With a bit of judicial shopping you should be able to build a box of this spec for something close to your $5,000 budget. This approach gets you a server grade motherboard (a few years old, but presumably with decent caps), a server grade redundant PSU, a pukka RAID controller and a rack mountable case with room and airflow for your disks.

A few caveats

  • If you get a case with an expander backplane, make sure the expander will support SATA disks.

  • Do your homework to make sure you get the right type of memory and a CPU and fan that match your socket.

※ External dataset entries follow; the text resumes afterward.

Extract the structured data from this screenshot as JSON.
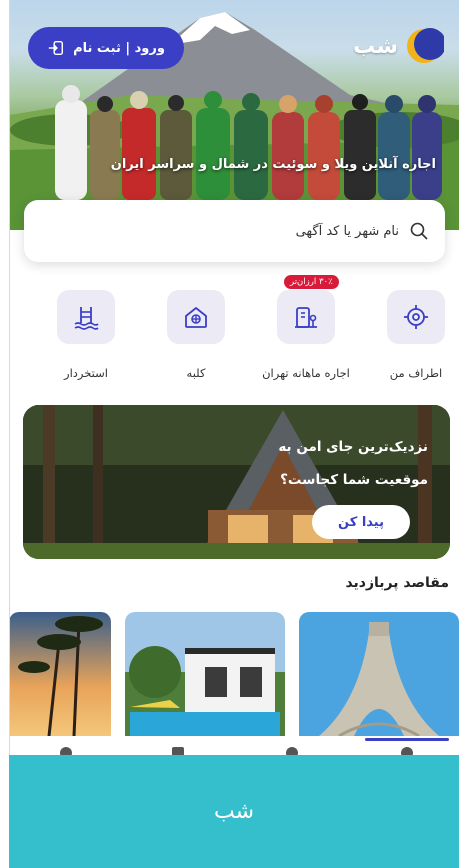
{
  "header": {
    "login_label": "ورود | ثبت نام",
    "logo_text": "شب",
    "tagline": "اجاره آنلاین ویلا و سوئیت در شمال و سراسر ایران"
  },
  "search": {
    "placeholder": "نام شهر یا کد آگهی"
  },
  "categories": [
    {
      "label": "اطراف من",
      "icon": "location-target-icon"
    },
    {
      "label": "اجاره ماهانه تهران",
      "icon": "building-icon",
      "badge": "۳۰٪ ارزان‌تر"
    },
    {
      "label": "کلبه",
      "icon": "cabin-icon"
    },
    {
      "label": "استخردار",
      "icon": "pool-icon"
    }
  ],
  "promo": {
    "text": "نزدیک‌ترین جای امن به موقعیت شما کجاست؟",
    "button_label": "پیدا کن"
  },
  "destinations": {
    "title": "مقاصد پربازدید",
    "items": [
      {
        "icon": "azadi-tower-image"
      },
      {
        "icon": "villa-pool-image"
      },
      {
        "icon": "palm-beach-image"
      }
    ]
  },
  "bottom_bar": {
    "label": "شب"
  },
  "colors": {
    "brand": "#3a3fc6",
    "badge": "#d81b3a",
    "bottom_bar": "#35bfcc"
  }
}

  • I haven't considered backup at all and you won't get a backup solution for 36TB anywhere near your $5000 budget. By far the cheapest backup strategy would be another box of the same spec. Anything involving tape for 36TB will be proprietary and at least an order of magnitude more expensive.

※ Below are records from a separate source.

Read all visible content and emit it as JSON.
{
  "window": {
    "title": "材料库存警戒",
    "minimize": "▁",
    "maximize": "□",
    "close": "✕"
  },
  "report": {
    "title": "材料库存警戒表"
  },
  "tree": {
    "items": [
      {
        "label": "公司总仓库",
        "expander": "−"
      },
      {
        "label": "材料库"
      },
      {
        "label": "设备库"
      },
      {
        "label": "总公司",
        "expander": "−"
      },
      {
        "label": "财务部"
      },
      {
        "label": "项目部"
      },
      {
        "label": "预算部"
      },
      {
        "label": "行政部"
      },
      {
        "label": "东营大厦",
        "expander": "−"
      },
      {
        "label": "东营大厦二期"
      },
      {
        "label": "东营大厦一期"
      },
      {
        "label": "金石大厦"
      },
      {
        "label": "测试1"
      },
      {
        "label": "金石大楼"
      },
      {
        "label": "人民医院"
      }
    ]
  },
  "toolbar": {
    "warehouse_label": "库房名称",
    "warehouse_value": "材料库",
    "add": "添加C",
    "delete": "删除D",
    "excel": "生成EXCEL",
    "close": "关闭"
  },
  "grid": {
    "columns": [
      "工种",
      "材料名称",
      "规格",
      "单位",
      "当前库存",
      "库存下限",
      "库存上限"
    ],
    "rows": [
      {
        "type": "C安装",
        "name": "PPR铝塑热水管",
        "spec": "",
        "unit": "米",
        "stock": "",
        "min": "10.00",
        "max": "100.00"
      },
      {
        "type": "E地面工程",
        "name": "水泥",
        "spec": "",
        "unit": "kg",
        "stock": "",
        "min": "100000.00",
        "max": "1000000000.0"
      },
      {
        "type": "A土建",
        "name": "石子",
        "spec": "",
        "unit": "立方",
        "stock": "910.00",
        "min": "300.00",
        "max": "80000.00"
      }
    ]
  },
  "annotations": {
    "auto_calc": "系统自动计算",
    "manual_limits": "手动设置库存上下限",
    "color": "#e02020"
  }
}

share|improve this answer
    
Facturally wrong? The case mentioned is descrbed as a SAS backplane setup - so a SATA cnotroller is useless, you need a SAS controller. –  TomTom Nov 18 '10 at 11:34
    
IIRC the specs for the case on Supermicro's web site imply that the backplane supports SAS or SATA but you'd really need to contact the vendor and make sure. There are quite a few variants on Supermicro's web page, hence the admonishment to the OP to do his homework and make sure the parts are compatible. –  ConcernedOfTunbridgeWells Nov 18 '10 at 12:08
    
You can plug SATA drives into a SAS controller or enclosure, but not the other way around. –  psusi May 9 '12 at 3:10
add comment

Well cheapo 2TB consumer disks are about £$€80 each, you can get a dual core PC for £$€300, so you just need a couple of JBOD eSATA controllers and however many disk enclosures you want to carve it up in (I'd suggest 4 x 5 disk boxes for price). Stick an OS on it and away you go.

Crappy way of doing it perhaps but if money is the key issue you limit your choices.

share|improve this answer
add comment

Maybe Backblaze pod (google it) is worth considering, there are some guys that will build case for you, add OpenSolaris with two SSDs for performance and off you go :)

There is more in this article: ZFS - Building, Testing, and Benchmarking

share|improve this answer
add comment

Your Answer

 
discard

By posting your answer, you agree to the privacy policy and terms of service.

Not the answer you're looking for? Browse other questions tagged or ask your own question.